§ About this exercise
What is needed is every line of the data that includes the word "views". Please copy each one.

(Records provided)

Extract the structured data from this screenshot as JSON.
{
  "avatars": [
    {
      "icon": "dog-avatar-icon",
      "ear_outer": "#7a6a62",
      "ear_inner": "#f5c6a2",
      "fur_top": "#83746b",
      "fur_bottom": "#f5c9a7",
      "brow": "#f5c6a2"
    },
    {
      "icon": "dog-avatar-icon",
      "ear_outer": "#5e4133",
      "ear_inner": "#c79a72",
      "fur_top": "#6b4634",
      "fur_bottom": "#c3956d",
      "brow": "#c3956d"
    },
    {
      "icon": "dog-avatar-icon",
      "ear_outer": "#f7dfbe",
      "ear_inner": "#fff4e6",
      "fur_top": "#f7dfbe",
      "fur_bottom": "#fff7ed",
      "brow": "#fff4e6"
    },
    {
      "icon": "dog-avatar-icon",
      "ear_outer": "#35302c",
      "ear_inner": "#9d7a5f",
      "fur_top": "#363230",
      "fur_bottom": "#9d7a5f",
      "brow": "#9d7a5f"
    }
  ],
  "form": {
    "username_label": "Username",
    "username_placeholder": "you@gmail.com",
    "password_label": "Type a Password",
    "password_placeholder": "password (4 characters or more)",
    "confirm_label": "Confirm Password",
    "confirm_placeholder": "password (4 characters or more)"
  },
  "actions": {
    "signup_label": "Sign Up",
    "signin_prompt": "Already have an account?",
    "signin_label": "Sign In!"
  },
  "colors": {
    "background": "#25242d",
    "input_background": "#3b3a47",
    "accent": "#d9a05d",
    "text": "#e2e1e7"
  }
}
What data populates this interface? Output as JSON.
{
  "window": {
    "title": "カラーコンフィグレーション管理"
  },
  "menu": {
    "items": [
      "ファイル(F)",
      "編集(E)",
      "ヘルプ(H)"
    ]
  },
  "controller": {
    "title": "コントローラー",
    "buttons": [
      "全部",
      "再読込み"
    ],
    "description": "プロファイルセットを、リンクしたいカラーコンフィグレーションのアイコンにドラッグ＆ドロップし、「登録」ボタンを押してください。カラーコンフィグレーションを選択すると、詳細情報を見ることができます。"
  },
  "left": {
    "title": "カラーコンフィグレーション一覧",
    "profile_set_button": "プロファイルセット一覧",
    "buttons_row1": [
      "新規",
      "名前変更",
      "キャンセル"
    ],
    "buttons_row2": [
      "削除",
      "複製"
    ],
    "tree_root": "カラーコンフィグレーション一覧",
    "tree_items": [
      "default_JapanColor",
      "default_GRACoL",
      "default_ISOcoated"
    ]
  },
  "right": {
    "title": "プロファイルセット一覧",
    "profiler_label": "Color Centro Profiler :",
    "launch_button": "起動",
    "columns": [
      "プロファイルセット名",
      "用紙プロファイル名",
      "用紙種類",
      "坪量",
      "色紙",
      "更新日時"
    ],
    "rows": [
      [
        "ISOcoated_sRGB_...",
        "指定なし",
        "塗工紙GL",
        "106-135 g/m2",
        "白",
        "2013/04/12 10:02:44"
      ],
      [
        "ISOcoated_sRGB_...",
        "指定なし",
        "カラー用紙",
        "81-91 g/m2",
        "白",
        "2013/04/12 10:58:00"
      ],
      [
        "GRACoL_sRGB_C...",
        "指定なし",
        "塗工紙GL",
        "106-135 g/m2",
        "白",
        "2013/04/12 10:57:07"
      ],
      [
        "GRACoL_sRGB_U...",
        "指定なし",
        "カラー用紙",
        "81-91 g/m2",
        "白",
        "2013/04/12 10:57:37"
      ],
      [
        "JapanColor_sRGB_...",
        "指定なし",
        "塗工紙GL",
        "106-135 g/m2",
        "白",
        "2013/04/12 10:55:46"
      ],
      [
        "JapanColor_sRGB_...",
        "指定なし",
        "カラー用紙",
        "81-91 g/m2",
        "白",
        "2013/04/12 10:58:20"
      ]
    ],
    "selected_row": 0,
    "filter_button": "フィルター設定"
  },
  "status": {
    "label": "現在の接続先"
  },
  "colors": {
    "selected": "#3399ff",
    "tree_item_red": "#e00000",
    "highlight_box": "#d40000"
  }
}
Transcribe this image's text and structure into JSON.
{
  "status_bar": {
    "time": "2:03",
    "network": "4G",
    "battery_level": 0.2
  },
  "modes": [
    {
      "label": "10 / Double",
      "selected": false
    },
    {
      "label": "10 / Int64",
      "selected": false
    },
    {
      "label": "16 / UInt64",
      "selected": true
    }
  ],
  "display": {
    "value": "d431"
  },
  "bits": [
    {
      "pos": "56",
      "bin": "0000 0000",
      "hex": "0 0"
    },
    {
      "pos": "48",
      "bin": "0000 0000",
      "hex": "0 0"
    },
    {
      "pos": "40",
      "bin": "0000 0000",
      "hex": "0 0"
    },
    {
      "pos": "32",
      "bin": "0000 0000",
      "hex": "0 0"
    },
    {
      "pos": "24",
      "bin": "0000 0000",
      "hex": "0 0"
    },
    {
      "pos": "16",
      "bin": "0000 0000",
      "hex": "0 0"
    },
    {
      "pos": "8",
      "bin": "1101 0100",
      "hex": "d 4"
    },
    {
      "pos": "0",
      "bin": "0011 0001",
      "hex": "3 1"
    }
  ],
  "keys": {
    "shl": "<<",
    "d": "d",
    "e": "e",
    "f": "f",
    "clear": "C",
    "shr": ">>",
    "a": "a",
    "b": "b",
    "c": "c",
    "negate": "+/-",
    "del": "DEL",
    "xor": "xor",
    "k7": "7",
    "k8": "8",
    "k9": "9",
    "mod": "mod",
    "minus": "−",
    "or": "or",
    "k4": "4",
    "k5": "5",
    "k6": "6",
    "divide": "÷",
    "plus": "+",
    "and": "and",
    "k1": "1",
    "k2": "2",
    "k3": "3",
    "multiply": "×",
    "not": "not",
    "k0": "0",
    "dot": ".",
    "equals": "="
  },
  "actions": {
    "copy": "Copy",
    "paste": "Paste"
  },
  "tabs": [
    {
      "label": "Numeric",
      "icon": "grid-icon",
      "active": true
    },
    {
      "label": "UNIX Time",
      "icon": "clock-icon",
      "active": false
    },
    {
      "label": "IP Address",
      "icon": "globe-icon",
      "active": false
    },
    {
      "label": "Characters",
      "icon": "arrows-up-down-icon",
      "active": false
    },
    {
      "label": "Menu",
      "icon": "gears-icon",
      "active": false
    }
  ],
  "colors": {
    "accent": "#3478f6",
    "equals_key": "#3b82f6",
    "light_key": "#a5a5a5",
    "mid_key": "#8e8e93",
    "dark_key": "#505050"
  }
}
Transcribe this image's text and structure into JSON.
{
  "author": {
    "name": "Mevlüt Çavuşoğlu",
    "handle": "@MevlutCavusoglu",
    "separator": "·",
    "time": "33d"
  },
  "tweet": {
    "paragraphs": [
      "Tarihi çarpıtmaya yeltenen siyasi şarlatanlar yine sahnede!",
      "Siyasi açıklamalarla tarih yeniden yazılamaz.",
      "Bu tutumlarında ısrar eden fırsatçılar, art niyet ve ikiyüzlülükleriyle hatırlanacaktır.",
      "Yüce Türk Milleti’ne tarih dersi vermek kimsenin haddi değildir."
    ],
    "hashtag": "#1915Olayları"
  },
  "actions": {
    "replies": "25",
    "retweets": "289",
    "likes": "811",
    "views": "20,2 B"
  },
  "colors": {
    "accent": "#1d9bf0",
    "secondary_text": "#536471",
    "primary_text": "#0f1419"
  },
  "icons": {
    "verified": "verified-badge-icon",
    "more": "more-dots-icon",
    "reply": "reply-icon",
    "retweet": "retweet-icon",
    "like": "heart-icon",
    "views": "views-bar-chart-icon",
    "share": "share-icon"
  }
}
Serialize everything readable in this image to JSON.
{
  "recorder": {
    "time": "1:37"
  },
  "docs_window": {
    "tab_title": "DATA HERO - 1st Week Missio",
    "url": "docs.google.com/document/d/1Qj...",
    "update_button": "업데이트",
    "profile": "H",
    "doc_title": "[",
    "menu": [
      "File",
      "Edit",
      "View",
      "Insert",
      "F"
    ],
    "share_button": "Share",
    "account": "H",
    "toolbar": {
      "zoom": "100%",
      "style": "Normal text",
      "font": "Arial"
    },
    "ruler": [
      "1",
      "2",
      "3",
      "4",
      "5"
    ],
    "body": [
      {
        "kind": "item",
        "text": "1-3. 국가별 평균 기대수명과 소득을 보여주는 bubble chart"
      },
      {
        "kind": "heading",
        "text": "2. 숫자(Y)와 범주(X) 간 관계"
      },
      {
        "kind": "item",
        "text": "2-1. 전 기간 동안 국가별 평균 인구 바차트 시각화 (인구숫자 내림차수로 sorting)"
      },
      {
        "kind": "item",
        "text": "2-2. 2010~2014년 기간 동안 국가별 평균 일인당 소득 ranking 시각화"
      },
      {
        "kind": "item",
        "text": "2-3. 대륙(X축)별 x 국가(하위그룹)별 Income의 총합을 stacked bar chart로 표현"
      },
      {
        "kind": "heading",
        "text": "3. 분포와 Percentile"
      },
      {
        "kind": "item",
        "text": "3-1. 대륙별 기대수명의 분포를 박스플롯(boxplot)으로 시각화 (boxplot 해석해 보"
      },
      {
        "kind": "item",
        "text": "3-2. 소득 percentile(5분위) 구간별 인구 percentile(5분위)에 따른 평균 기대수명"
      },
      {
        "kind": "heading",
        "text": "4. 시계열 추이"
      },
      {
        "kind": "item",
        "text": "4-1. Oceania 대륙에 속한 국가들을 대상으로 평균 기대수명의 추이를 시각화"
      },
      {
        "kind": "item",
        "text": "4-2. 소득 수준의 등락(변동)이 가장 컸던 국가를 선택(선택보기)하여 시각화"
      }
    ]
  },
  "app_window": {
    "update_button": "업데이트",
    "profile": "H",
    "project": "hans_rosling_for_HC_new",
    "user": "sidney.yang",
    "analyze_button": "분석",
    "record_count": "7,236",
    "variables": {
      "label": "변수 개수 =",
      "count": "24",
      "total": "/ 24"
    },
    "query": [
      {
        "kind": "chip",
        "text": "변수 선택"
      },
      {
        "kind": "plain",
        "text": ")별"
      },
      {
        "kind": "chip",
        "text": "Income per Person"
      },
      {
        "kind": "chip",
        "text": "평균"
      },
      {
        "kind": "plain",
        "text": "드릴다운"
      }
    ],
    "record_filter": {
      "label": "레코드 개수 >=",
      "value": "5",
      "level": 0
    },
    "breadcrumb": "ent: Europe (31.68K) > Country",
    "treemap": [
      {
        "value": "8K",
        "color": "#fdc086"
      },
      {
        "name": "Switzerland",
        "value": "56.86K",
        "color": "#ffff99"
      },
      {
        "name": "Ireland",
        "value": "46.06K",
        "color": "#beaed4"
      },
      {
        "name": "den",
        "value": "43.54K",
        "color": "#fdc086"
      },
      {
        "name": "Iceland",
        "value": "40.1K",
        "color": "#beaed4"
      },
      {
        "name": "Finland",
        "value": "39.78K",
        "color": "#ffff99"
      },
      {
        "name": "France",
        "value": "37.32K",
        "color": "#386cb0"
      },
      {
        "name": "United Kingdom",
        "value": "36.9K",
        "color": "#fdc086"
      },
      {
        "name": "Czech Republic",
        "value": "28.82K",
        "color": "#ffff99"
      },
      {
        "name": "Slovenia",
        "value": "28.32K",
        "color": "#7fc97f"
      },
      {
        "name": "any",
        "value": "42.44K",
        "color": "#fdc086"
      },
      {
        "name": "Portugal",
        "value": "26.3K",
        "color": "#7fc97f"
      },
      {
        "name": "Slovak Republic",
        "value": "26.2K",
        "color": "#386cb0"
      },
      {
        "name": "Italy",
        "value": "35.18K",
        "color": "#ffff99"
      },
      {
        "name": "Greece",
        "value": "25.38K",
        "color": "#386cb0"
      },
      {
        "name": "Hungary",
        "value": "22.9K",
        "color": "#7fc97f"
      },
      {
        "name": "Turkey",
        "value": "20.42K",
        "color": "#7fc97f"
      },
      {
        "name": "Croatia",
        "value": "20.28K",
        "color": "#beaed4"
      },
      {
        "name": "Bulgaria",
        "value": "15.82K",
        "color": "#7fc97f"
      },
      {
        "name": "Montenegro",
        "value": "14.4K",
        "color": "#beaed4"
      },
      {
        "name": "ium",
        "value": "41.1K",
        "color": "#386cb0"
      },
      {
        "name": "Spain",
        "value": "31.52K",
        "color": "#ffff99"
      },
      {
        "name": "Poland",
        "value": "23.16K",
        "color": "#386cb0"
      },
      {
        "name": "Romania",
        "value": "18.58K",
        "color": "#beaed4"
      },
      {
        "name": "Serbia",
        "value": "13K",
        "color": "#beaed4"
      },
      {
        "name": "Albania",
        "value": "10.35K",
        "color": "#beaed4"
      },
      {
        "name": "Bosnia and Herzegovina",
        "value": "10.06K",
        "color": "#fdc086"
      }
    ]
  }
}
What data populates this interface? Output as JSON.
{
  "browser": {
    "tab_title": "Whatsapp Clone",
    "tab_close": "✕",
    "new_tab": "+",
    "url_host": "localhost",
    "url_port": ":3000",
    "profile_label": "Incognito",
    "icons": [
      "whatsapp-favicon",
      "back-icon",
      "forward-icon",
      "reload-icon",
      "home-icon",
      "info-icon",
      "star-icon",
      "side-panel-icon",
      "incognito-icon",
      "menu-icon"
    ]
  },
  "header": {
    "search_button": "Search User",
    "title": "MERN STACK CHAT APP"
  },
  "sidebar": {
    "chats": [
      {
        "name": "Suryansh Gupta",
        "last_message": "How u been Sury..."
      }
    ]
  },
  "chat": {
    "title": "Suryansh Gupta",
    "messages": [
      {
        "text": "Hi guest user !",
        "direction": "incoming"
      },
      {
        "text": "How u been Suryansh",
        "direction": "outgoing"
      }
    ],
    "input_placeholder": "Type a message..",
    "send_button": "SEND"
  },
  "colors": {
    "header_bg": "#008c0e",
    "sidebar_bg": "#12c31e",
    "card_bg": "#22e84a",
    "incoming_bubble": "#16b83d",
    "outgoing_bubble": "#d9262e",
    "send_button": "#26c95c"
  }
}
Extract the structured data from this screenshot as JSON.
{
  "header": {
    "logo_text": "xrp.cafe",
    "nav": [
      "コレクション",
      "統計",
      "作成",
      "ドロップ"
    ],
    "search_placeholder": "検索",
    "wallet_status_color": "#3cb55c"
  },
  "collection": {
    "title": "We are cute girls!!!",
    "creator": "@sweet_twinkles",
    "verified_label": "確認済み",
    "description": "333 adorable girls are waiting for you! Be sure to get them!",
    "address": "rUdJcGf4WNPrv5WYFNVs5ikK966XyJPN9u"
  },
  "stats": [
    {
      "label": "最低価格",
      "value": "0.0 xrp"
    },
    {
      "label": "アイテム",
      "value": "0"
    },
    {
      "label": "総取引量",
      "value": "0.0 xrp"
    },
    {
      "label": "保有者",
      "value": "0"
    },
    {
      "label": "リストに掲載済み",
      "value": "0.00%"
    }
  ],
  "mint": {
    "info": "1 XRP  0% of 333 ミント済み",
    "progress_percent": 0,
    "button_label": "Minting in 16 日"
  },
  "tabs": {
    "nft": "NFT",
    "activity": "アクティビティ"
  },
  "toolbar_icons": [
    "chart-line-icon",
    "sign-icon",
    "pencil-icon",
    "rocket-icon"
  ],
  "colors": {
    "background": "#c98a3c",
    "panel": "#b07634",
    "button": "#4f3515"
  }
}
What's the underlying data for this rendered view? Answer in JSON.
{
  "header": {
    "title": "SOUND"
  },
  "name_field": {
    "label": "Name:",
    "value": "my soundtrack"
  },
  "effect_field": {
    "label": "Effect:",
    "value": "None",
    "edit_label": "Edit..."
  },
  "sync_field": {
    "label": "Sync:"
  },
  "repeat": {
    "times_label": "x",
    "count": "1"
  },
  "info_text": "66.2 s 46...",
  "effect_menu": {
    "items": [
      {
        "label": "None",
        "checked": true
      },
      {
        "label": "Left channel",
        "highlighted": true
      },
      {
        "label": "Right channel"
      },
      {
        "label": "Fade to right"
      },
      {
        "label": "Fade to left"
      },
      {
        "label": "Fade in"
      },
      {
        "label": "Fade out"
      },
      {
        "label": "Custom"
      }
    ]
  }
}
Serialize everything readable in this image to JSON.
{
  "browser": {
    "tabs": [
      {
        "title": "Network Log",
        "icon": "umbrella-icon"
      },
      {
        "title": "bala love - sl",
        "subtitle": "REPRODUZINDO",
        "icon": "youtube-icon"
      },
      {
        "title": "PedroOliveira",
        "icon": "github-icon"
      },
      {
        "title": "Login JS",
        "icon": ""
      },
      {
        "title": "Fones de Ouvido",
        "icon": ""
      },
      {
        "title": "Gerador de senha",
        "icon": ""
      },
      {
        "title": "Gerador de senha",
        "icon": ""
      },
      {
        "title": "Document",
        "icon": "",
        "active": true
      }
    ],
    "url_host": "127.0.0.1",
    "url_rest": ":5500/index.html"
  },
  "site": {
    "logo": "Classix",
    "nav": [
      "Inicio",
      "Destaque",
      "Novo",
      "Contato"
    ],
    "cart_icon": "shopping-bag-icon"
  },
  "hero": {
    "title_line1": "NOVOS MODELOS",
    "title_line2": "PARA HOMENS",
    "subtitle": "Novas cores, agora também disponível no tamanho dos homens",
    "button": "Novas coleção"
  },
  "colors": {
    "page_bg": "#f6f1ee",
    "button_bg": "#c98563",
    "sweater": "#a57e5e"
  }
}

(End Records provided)

§ Task solution
    "views": "20,2 B"
    "views": "views-bar-chart-icon",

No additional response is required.